There is a paradox in the Christian life: the longer you walk with God, the more godly you become. And yet, the more godly you become, the more you are aware of the terrible depravity of  your own heart. It was not at the beginning of Paul’s Christian life, but toward the end that he said, “Christ Jesus came into the world to save sinners, among whom I am foremost of all” (1 Tim. 1:15). Even so, the more that you come to know God and your own heart through His Word, the more you will realize how prone to sin you really are. This will keep you at the foot of the cross, trusting in God’s free grace. Ongoing repentance takes sin seriously and takes the necessary steps to break from it. True repentance accepts responsibility for sin and does not blame God. As they prayed (9:33), “You are just in all that has come upon us; for You have dealt faithfully, but we have acted wickedly.” The chapter ends on what may seem like a down note, with the mention of the great distress of the nation.
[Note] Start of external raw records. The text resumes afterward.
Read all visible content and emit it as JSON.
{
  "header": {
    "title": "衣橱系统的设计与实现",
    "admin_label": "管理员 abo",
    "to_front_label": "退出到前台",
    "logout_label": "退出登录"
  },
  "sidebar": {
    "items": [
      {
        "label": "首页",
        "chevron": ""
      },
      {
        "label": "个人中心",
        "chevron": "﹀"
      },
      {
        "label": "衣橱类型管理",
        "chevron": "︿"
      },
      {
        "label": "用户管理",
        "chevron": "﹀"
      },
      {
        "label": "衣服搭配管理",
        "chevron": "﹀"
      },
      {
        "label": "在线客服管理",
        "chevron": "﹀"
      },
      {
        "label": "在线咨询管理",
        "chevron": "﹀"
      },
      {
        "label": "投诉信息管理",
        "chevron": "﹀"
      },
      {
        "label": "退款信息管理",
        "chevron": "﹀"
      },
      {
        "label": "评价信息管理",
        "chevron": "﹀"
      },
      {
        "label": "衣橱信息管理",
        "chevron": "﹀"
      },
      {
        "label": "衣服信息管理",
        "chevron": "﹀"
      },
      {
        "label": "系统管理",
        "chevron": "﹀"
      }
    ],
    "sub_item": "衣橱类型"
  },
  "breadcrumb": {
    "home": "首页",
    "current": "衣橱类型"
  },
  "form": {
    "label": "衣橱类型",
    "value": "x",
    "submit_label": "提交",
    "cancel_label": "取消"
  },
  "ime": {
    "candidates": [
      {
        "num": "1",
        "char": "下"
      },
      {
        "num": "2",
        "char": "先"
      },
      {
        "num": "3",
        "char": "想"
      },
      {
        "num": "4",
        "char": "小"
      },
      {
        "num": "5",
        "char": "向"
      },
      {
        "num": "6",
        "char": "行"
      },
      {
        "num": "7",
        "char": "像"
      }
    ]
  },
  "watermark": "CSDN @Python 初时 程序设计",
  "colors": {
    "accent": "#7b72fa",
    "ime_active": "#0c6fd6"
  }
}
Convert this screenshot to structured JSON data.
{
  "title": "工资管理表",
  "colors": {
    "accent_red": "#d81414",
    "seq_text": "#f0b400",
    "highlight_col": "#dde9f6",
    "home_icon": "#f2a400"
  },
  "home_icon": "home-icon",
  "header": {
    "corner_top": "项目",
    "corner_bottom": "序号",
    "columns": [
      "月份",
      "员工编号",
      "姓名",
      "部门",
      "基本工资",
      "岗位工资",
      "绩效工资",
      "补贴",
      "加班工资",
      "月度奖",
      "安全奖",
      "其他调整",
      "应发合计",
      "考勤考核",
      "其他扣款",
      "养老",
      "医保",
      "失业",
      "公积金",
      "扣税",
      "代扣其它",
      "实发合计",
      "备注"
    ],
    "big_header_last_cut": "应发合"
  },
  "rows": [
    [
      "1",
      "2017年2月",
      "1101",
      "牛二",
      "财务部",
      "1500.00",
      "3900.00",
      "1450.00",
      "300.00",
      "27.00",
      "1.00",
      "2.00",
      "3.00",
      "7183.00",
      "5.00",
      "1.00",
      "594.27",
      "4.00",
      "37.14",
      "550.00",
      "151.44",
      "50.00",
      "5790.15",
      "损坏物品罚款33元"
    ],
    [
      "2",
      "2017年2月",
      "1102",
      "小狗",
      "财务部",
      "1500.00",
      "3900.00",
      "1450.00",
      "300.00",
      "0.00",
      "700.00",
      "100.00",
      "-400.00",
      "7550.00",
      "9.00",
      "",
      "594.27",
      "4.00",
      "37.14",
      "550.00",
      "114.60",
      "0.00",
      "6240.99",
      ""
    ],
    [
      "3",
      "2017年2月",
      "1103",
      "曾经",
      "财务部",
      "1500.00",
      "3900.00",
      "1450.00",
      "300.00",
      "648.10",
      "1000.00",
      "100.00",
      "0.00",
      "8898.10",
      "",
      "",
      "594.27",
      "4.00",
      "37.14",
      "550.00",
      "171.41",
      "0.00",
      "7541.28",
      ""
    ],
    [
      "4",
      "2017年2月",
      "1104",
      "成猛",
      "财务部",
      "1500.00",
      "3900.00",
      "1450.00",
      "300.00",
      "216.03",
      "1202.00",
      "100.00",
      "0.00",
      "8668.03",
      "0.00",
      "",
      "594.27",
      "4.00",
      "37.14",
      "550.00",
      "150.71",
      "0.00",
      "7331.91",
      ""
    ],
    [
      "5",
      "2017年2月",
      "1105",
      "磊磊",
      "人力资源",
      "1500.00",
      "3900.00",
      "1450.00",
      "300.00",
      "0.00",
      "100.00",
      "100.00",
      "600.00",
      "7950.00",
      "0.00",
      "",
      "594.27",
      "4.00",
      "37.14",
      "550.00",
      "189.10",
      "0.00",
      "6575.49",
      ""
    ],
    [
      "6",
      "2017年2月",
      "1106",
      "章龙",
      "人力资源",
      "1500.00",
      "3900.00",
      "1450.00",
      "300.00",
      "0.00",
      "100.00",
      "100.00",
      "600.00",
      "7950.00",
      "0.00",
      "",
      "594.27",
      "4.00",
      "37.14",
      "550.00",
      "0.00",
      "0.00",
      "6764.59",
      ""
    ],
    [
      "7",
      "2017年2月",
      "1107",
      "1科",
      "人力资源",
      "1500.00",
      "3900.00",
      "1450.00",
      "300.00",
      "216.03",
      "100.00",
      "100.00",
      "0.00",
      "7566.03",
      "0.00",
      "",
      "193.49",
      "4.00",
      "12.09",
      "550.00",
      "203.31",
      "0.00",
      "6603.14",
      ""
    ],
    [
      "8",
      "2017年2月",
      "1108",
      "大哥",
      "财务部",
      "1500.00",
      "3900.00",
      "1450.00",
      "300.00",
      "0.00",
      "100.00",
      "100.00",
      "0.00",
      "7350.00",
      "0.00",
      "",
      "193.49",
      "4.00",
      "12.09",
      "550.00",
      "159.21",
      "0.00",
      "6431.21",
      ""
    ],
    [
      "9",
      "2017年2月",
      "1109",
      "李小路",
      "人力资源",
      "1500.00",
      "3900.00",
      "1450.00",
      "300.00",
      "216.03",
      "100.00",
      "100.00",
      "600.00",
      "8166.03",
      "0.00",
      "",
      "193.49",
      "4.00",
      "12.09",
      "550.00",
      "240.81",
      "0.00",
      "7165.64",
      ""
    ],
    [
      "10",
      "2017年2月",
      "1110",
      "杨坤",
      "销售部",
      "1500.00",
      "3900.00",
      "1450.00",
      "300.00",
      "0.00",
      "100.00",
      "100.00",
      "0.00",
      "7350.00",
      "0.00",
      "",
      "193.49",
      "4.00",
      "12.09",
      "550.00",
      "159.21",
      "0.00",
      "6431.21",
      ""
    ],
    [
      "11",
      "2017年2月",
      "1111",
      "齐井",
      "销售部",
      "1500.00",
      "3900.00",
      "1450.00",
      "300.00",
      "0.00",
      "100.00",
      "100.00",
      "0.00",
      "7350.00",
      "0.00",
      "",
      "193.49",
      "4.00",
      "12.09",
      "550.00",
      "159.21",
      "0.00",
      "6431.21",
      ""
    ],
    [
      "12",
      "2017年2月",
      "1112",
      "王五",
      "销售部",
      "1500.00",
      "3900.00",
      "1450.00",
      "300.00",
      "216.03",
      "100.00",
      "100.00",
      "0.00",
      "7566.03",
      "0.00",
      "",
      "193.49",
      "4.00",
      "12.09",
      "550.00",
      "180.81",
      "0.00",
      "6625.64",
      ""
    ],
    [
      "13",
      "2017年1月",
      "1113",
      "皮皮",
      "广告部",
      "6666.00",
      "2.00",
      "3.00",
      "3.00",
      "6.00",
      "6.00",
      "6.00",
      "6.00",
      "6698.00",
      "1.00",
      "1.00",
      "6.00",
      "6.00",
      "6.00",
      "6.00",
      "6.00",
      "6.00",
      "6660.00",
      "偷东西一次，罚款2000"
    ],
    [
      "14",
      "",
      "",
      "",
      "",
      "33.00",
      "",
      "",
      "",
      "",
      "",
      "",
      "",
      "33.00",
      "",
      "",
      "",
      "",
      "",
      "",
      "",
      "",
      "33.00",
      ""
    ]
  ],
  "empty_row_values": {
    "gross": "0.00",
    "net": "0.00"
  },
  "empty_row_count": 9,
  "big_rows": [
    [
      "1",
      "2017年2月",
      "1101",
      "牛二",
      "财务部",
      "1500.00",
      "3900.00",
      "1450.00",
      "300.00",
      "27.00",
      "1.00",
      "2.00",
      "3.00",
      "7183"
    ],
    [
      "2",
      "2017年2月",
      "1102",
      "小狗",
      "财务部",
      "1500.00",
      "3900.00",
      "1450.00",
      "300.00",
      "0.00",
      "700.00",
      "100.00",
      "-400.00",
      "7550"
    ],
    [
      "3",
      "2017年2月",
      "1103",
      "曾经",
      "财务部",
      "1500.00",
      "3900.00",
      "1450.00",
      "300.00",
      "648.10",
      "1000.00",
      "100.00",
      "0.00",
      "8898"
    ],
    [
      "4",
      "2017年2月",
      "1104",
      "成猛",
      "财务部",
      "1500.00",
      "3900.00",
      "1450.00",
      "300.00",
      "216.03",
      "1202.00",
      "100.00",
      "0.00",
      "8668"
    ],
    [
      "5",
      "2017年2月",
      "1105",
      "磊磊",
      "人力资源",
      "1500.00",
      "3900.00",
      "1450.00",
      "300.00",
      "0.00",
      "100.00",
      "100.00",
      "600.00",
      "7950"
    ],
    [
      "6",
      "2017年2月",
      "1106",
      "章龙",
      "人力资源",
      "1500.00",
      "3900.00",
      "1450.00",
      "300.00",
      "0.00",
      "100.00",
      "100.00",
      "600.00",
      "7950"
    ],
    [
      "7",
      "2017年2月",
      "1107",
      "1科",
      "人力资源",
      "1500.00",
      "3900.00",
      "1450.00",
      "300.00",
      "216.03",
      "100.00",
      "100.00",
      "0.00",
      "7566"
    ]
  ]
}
But as Kidner points out (p. 113), “The great distress which ends the prayer is a sign of life and of a vision that has not been tamely given up.” Because God is so rich in mercy toward sinners, whenever His word convicts us of sin or reveals the sins of our nation or our fathers, we should come before Him in repentance, appealing to His great compassion and grace.

 

   (Adapted from Sermon notes by Pastor Steven J. Cole, Flagstaff Christian Fellowship www.fcfonline.org)

 

Concluding Thoughts from the NIV Standard Lesson Commentary
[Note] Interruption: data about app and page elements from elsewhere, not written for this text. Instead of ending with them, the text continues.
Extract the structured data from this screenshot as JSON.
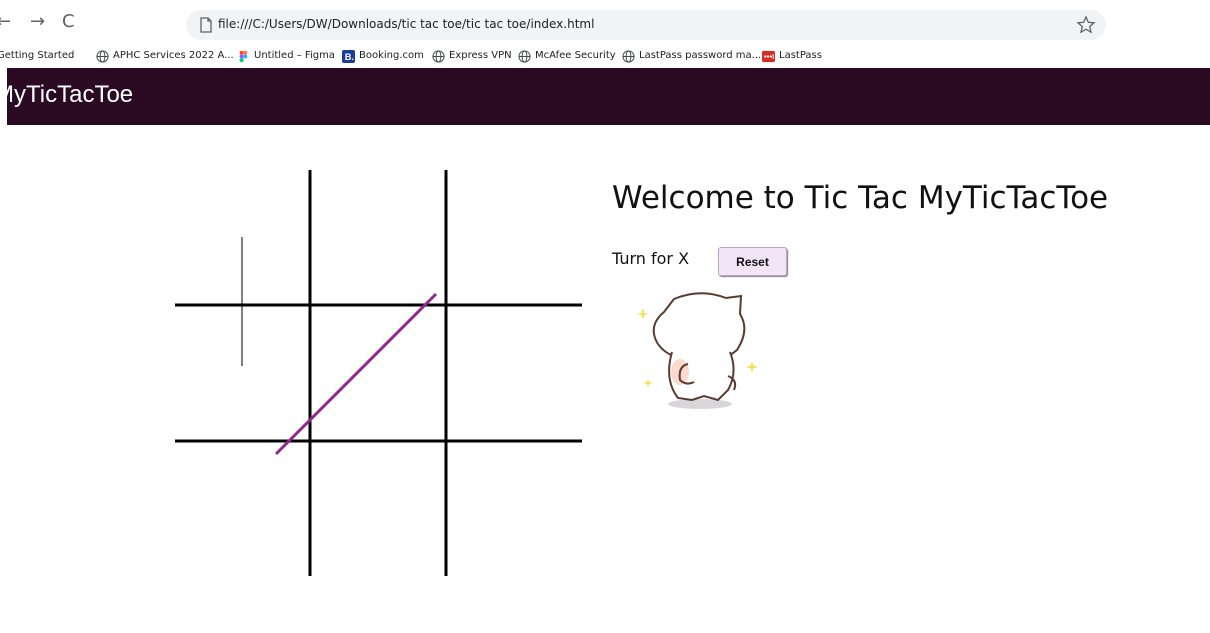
{
  "browser": {
    "back_glyph": "←",
    "forward_glyph": "→",
    "reload_glyph": "C",
    "url": "file:///C:/Users/DW/Downloads/tic tac toe/tic tac toe/index.html",
    "bookmarks": [
      {
        "label": "Getting Started",
        "icon": "page-icon"
      },
      {
        "label": "APHC Services 2022 A...",
        "icon": "globe-icon"
      },
      {
        "label": "Untitled – Figma",
        "icon": "figma-icon"
      },
      {
        "label": "Booking.com",
        "icon": "booking-icon"
      },
      {
        "label": "Express VPN",
        "icon": "globe-icon"
      },
      {
        "label": "McAfee Security",
        "icon": "globe-icon"
      },
      {
        "label": "LastPass password ma...",
        "icon": "globe-icon"
      },
      {
        "label": "LastPass",
        "icon": "lastpass-icon"
      }
    ]
  },
  "app": {
    "title": "MyTicTacToe",
    "header_color": "#2b0a23"
  },
  "info": {
    "welcome": "Welcome to Tic Tac MyTicTacToe",
    "turn": "Turn for X",
    "reset_label": "Reset"
  },
  "board": {
    "line_color": "#000000",
    "win_line_color": "#8e2a8e",
    "cells": [
      "",
      "",
      "",
      "",
      "",
      "",
      "",
      "",
      ""
    ]
  }
}
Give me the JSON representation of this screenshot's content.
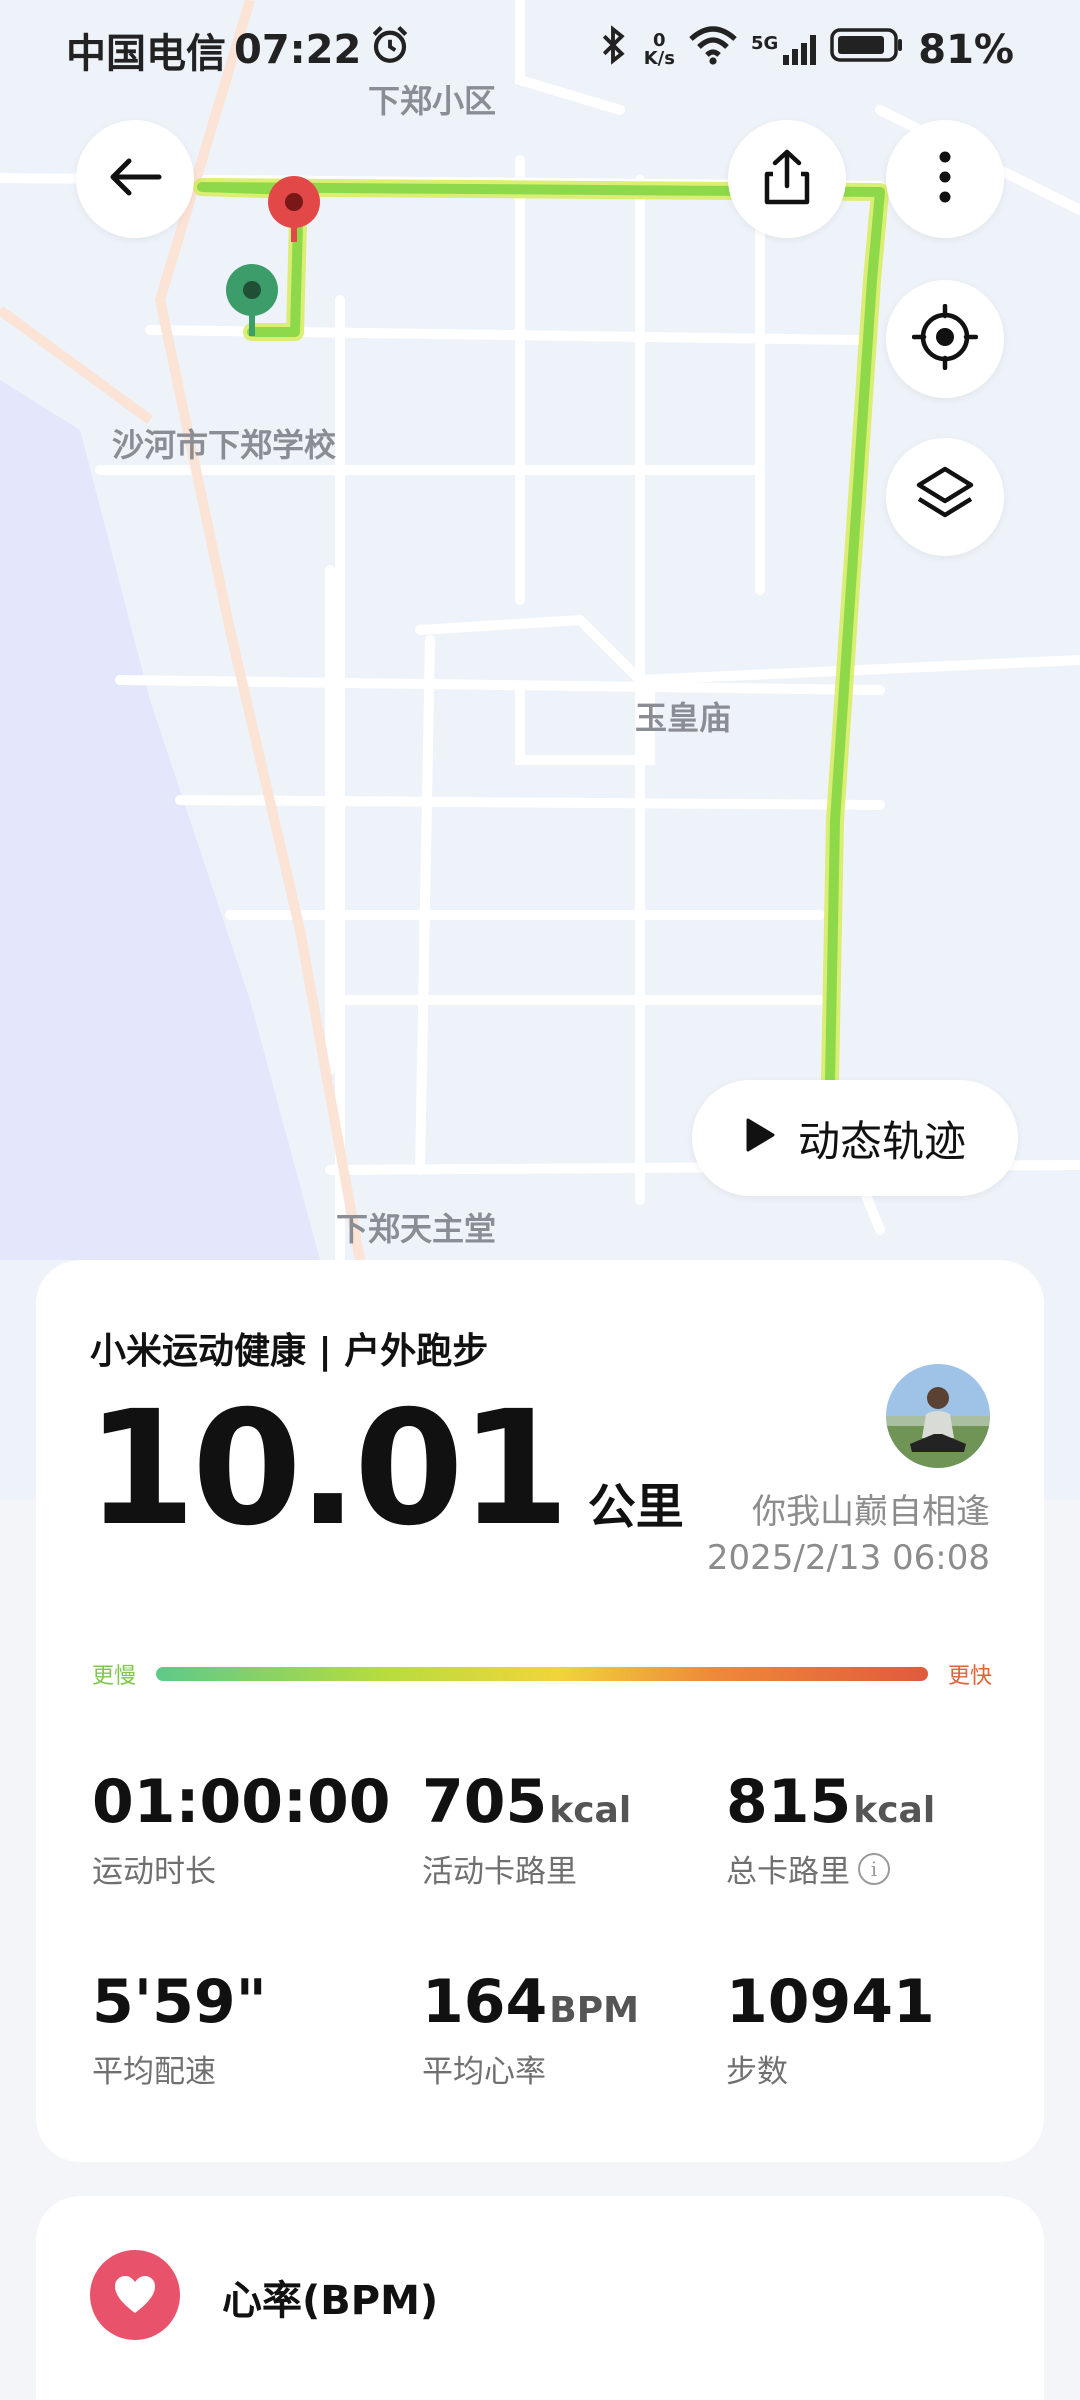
{
  "status_bar": {
    "carrier": "中国电信",
    "time": "07:22",
    "net_speed_value": "0",
    "net_speed_unit": "K/s",
    "signal_label": "5G",
    "battery": "81%"
  },
  "map": {
    "labels": {
      "xiazheng_community": "下郑小区",
      "xiazheng_school": "沙河市下郑学校",
      "yuhuang_temple": "玉皇庙",
      "xiazheng_church": "下郑天主堂"
    },
    "play_button_label": "动态轨迹",
    "route_color": "#8ed94a",
    "start_marker_color": "#3c9c6a",
    "end_marker_color": "#e24848"
  },
  "summary": {
    "brand": "小米运动健康 | 户外跑步",
    "distance_value": "10.01",
    "distance_unit": "公里",
    "username": "你我山巅自相逢",
    "datetime": "2025/2/13 06:08",
    "pace_slow_label": "更慢",
    "pace_fast_label": "更快",
    "stats": [
      {
        "value": "01:00:00",
        "unit": "",
        "label": "运动时长"
      },
      {
        "value": "705",
        "unit": "kcal",
        "label": "活动卡路里"
      },
      {
        "value": "815",
        "unit": "kcal",
        "label": "总卡路里"
      },
      {
        "value": "5'59\"",
        "unit": "",
        "label": "平均配速"
      },
      {
        "value": "164",
        "unit": "BPM",
        "label": "平均心率"
      },
      {
        "value": "10941",
        "unit": "",
        "label": "步数"
      }
    ]
  },
  "heart": {
    "title": "心率(BPM)"
  }
}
There is a little congregation near my home where I often serve as the “supply” preacher. The congregation has a liturgy each Sunday where sins are confessed corporately. After the congregation repeats the confession, the worship leader recognizes forgiveness and acceptance of the promised grace of God. The congregation responds with a hearty “Amen!” There is something good and real about that liturgy. By contrast, the church where I am a member seldom confesses sins corporately. We hardly even talk about sin. A problem in many cultures today is the highly individualistic and narcissistic attitudes that prevent people from identifying with the sins of their ancestors, much less their own personal sins. Many seem to have a difficult time criticizing their own country for social and economic injustices of the past and present. Perhaps it is time to admit corporate guilt for the sins committed by our culture and country, for social and economic wrongs in the past and present. Admitting personal sins on a daily basis is also very appropriate. Today’s lesson is a call to confess.

 

Practical Points from the Bible Expositor and Illuminator
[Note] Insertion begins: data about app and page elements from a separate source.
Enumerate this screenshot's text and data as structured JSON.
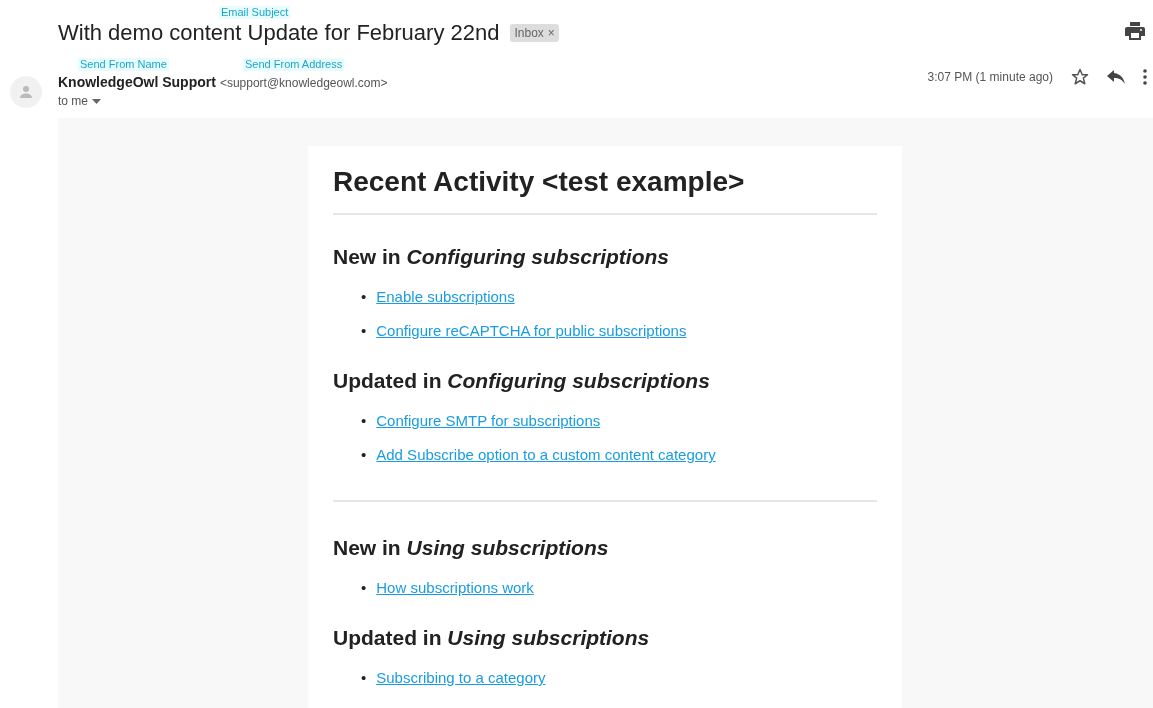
{
  "annotations": {
    "subject": "Email Subject",
    "from_name": "Send From Name",
    "from_address": "Send From Address"
  },
  "subject": "With demo content Update for February 22nd",
  "label_chip": {
    "label": "Inbox",
    "close": "×"
  },
  "sender": {
    "name": "KnowledgeOwl Support",
    "address": "<support@knowledgeowl.com>",
    "recipient": "to me",
    "time": "3:07 PM (1 minute ago)",
    "starred": false
  },
  "email": {
    "title": "Recent Activity <test example>",
    "bullet": "•",
    "groups": [
      {
        "sections": [
          {
            "prefix": "New in",
            "category": "Configuring subscriptions",
            "links": [
              "Enable subscriptions",
              "Configure reCAPTCHA for public subscriptions"
            ]
          },
          {
            "prefix": "Updated in",
            "category": "Configuring subscriptions",
            "links": [
              "Configure SMTP for subscriptions",
              "Add Subscribe option to a custom content category"
            ]
          }
        ]
      },
      {
        "sections": [
          {
            "prefix": "New in",
            "category": "Using subscriptions",
            "links": [
              "How subscriptions work"
            ]
          },
          {
            "prefix": "Updated in",
            "category": "Using subscriptions",
            "links": [
              "Subscribing to a category"
            ]
          }
        ]
      }
    ]
  }
}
1.      Separation from sin must accompany the confessing and forsaking of sin (Neh. 9:2)

2.      True worship focuses, at least in part, on the character and works of God (vs. 6-7)

3.      God's past judgment of sin should serve as a present-day warning to us (vs. 9-10)

4.      It is God's mercy, not our merit, that allows Him to forgive our sin (vs. 30-32)

5.      True confession must proclaim God as just in disciplining us for our sin (vs. 33-34)

6.      Spurning God's goodness always leads to His discipline and our heartache (vs. 35-36)